[Data records]
######

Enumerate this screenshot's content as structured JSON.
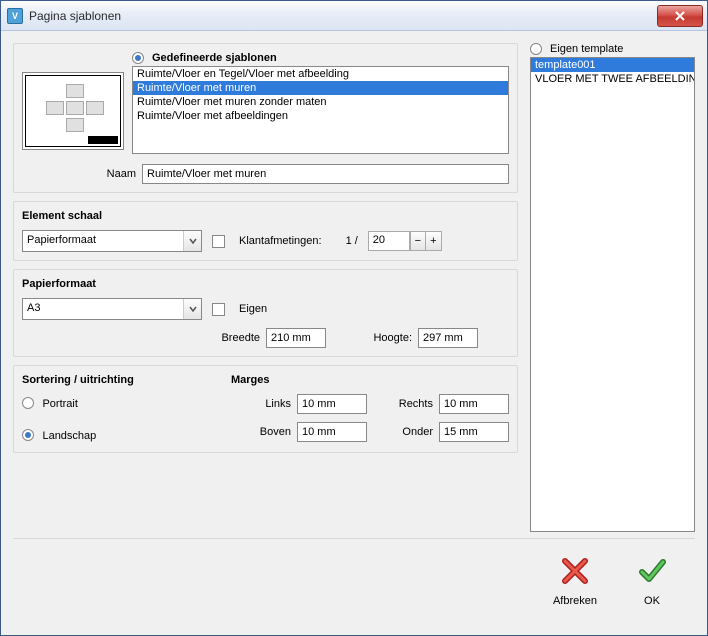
{
  "window": {
    "title": "Pagina sjablonen"
  },
  "defined": {
    "radio_label": "Gedefineerde sjablonen",
    "items": [
      "Ruimte/Vloer en Tegel/Vloer met afbeelding",
      "Ruimte/Vloer met muren",
      "Ruimte/Vloer met muren zonder maten",
      "Ruimte/Vloer met afbeeldingen"
    ],
    "selected_index": 1
  },
  "own": {
    "radio_label": "Eigen template",
    "items": [
      "template001",
      "VLOER MET TWEE AFBEELDING"
    ],
    "selected_index": 0
  },
  "name": {
    "label": "Naam",
    "value": "Ruimte/Vloer met muren"
  },
  "element_scale": {
    "title": "Element schaal",
    "combo_value": "Papierformaat",
    "custom_dims_label": "Klantafmetingen:",
    "ratio_prefix": "1 /",
    "ratio_value": "20"
  },
  "paper": {
    "title": "Papierformaat",
    "combo_value": "A3",
    "custom_label": "Eigen",
    "width_label": "Breedte",
    "width_value": "210 mm",
    "height_label": "Hoogte:",
    "height_value": "297 mm"
  },
  "sort": {
    "title": "Sortering / uitrichting",
    "portrait": "Portrait",
    "landscape": "Landschap",
    "selected": "landscape"
  },
  "margins": {
    "title": "Marges",
    "left_label": "Links",
    "left_value": "10 mm",
    "right_label": "Rechts",
    "right_value": "10 mm",
    "top_label": "Boven",
    "top_value": "10 mm",
    "bottom_label": "Onder",
    "bottom_value": "15 mm"
  },
  "buttons": {
    "cancel": "Afbreken",
    "ok": "OK"
  }
}
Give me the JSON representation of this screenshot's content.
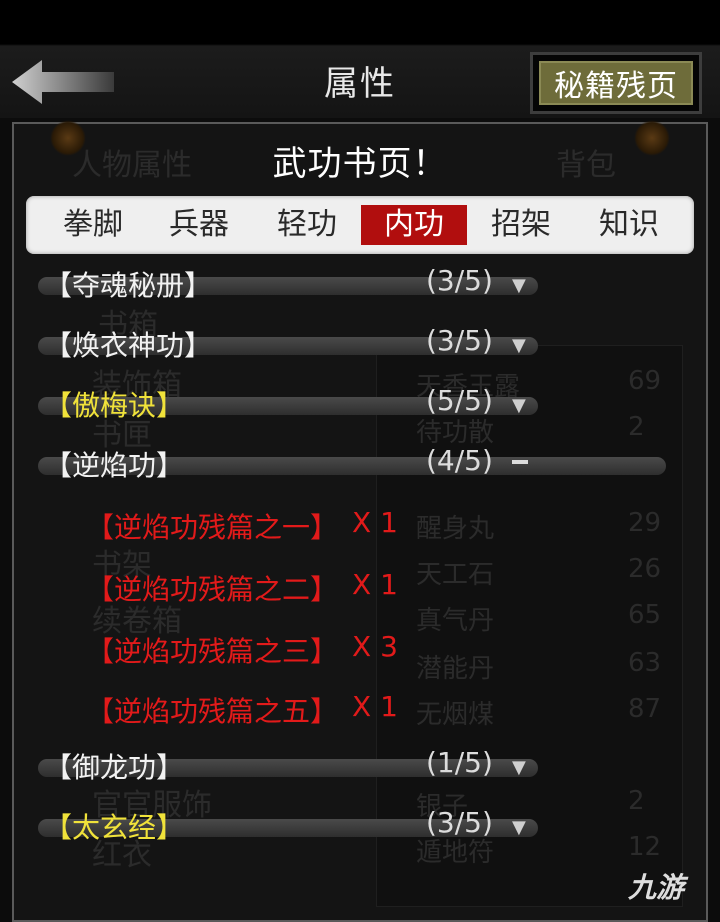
{
  "header": {
    "title": "属性",
    "secret_button": "秘籍残页"
  },
  "background_tabs": {
    "left": "人物属性",
    "right": "背包"
  },
  "background_list": {
    "left_items": [
      "书箱",
      "装饰箱",
      "书匣",
      "书架",
      "续卷箱",
      "官官服饰",
      "红衣"
    ],
    "right_items": [
      {
        "name": "天香玉露",
        "count": "69"
      },
      {
        "name": "待功散",
        "count": "2"
      },
      {
        "name": "醒身丸",
        "count": "29"
      },
      {
        "name": "天工石",
        "count": "26"
      },
      {
        "name": "真气丹",
        "count": "65"
      },
      {
        "name": "潜能丹",
        "count": "63"
      },
      {
        "name": "无烟煤",
        "count": "87"
      },
      {
        "name": "银子",
        "count": "2"
      },
      {
        "name": "遁地符",
        "count": "12"
      }
    ]
  },
  "page_title": "武功书页！",
  "tabs": [
    {
      "label": "拳脚",
      "active": false
    },
    {
      "label": "兵器",
      "active": false
    },
    {
      "label": "轻功",
      "active": false
    },
    {
      "label": "内功",
      "active": true
    },
    {
      "label": "招架",
      "active": false
    },
    {
      "label": "知识",
      "active": false
    }
  ],
  "books": [
    {
      "name": "【夺魂秘册】",
      "count": "(3/5)",
      "toggle": "expand-icon",
      "color": "#f2f2f2"
    },
    {
      "name": "【焕衣神功】",
      "count": "(3/5)",
      "toggle": "expand-icon",
      "color": "#f2f2f2"
    },
    {
      "name": "【傲梅诀】",
      "count": "(5/5)",
      "toggle": "expand-icon",
      "color": "#f0e23a"
    },
    {
      "name": "【逆焰功】",
      "count": "(4/5)",
      "toggle": "collapse-icon",
      "color": "#f2f2f2",
      "fragments": [
        {
          "name": "【逆焰功残篇之一】",
          "qty": "X 1"
        },
        {
          "name": "【逆焰功残篇之二】",
          "qty": "X 1"
        },
        {
          "name": "【逆焰功残篇之三】",
          "qty": "X 3"
        },
        {
          "name": "【逆焰功残篇之五】",
          "qty": "X 1"
        }
      ]
    },
    {
      "name": "【御龙功】",
      "count": "(1/5)",
      "toggle": "expand-icon",
      "color": "#f2f2f2"
    },
    {
      "name": "【太玄经】",
      "count": "(3/5)",
      "toggle": "expand-icon",
      "color": "#f0e23a"
    }
  ],
  "watermark": "九游",
  "colors": {
    "active_tab": "#b10e0e",
    "fragment_text": "#e21a1a",
    "gold_text": "#f0e23a",
    "secret_button_bg": "#6e6c3a"
  }
}
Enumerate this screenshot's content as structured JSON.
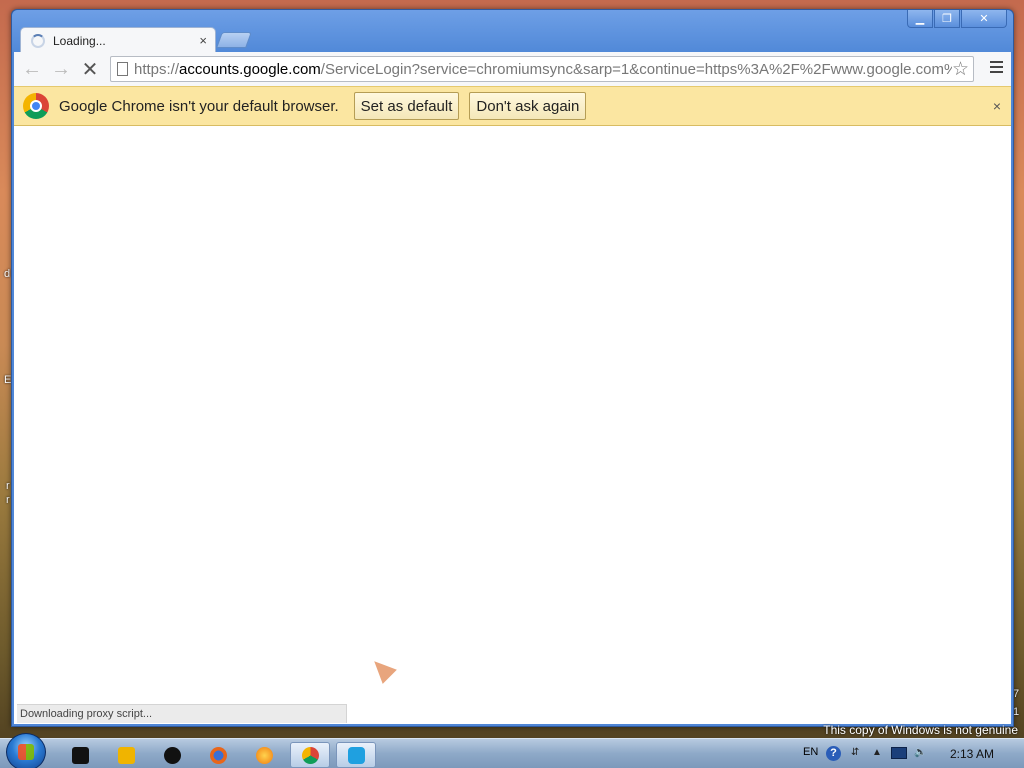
{
  "desktop": {
    "side_letters": [
      "d",
      "E",
      "r",
      "r",
      "7",
      "1"
    ],
    "genuine_notice": "This copy of Windows is not genuine"
  },
  "window": {
    "controls": [
      "minimize",
      "restore",
      "close"
    ]
  },
  "tab": {
    "title": "Loading...",
    "close_symbol": "×"
  },
  "toolbar": {
    "url_scheme": "https://",
    "url_host": "accounts.google.com",
    "url_rest": "/ServiceLogin?service=chromiumsync&sarp=1&continue=https%3A%2F%2Fwww.google.com%"
  },
  "infobar": {
    "message": "Google Chrome isn't your default browser.",
    "set_default_label": "Set as default",
    "dont_ask_label": "Don't ask again",
    "close_symbol": "×"
  },
  "status": {
    "text": "Downloading proxy script..."
  },
  "taskbar": {
    "items": [
      "app",
      "media-player",
      "app-dark",
      "firefox",
      "app-orange",
      "chrome",
      "skype"
    ],
    "active": "chrome",
    "language": "EN",
    "help_symbol": "?",
    "clock": "2:13 AM"
  },
  "colors": {
    "window_frame": "#4f86d6",
    "infobar_bg": "#fbe6a1",
    "status_bg": "#ebebeb"
  }
}
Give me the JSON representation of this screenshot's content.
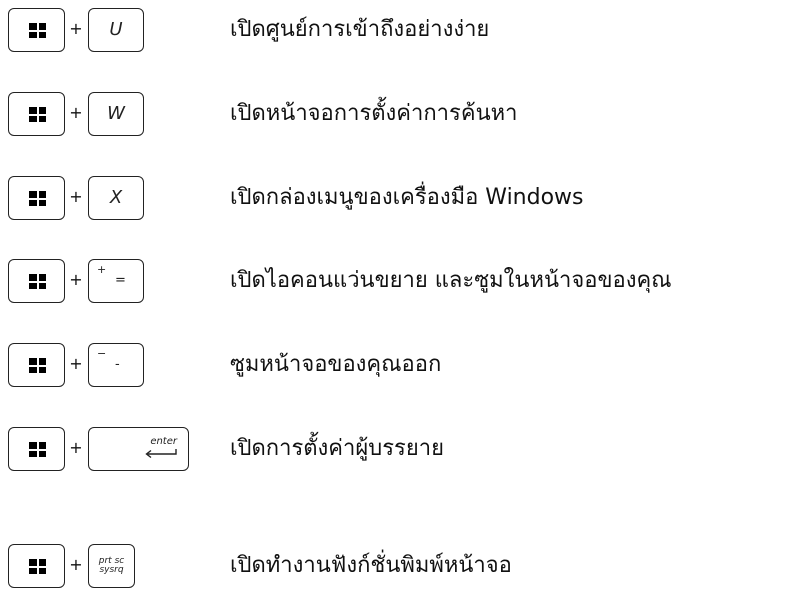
{
  "plus_sign": "+",
  "shortcuts": [
    {
      "key": "U",
      "description": "เปิดศูนย์การเข้าถึงอย่างง่าย"
    },
    {
      "key": "W",
      "description": "เปิดหน้าจอการตั้งค่าการค้นหา"
    },
    {
      "key": "X",
      "description": "เปิดกล่องเมนูของเครื่องมือ Windows"
    },
    {
      "key_top": "+",
      "key_main": "=",
      "description": "เปิดไอคอนแว่นขยาย และซูมในหน้าจอของคุณ"
    },
    {
      "key_top": "−",
      "key_main": "-",
      "description": "ซูมหน้าจอของคุณออก"
    },
    {
      "key": "enter",
      "description": "เปิดการตั้งค่าผู้บรรยาย"
    },
    {
      "key_top": "prt sc",
      "key_bottom": "sysrq",
      "description": "เปิดทำงานฟังก์ชั่นพิมพ์หน้าจอ"
    }
  ],
  "icons": {
    "windows_key": "windows-logo-icon",
    "enter_arrow": "enter-arrow-icon"
  }
}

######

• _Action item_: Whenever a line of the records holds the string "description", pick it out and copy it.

• _Exercise response_:
      "description": "เปิดศูนย์การเข้าถึงอย่างง่าย"
      "description": "เปิดหน้าจอการตั้งค่าการค้นหา"
      "description": "เปิดกล่องเมนูของเครื่องมือ Windows"
      "description": "เปิดไอคอนแว่นขยาย และซูมในหน้าจอของคุณ"
      "description": "ซูมหน้าจอของคุณออก"
      "description": "เปิดการตั้งค่าผู้บรรยาย"
      "description": "เปิดทำงานฟังก์ชั่นพิมพ์หน้าจอ"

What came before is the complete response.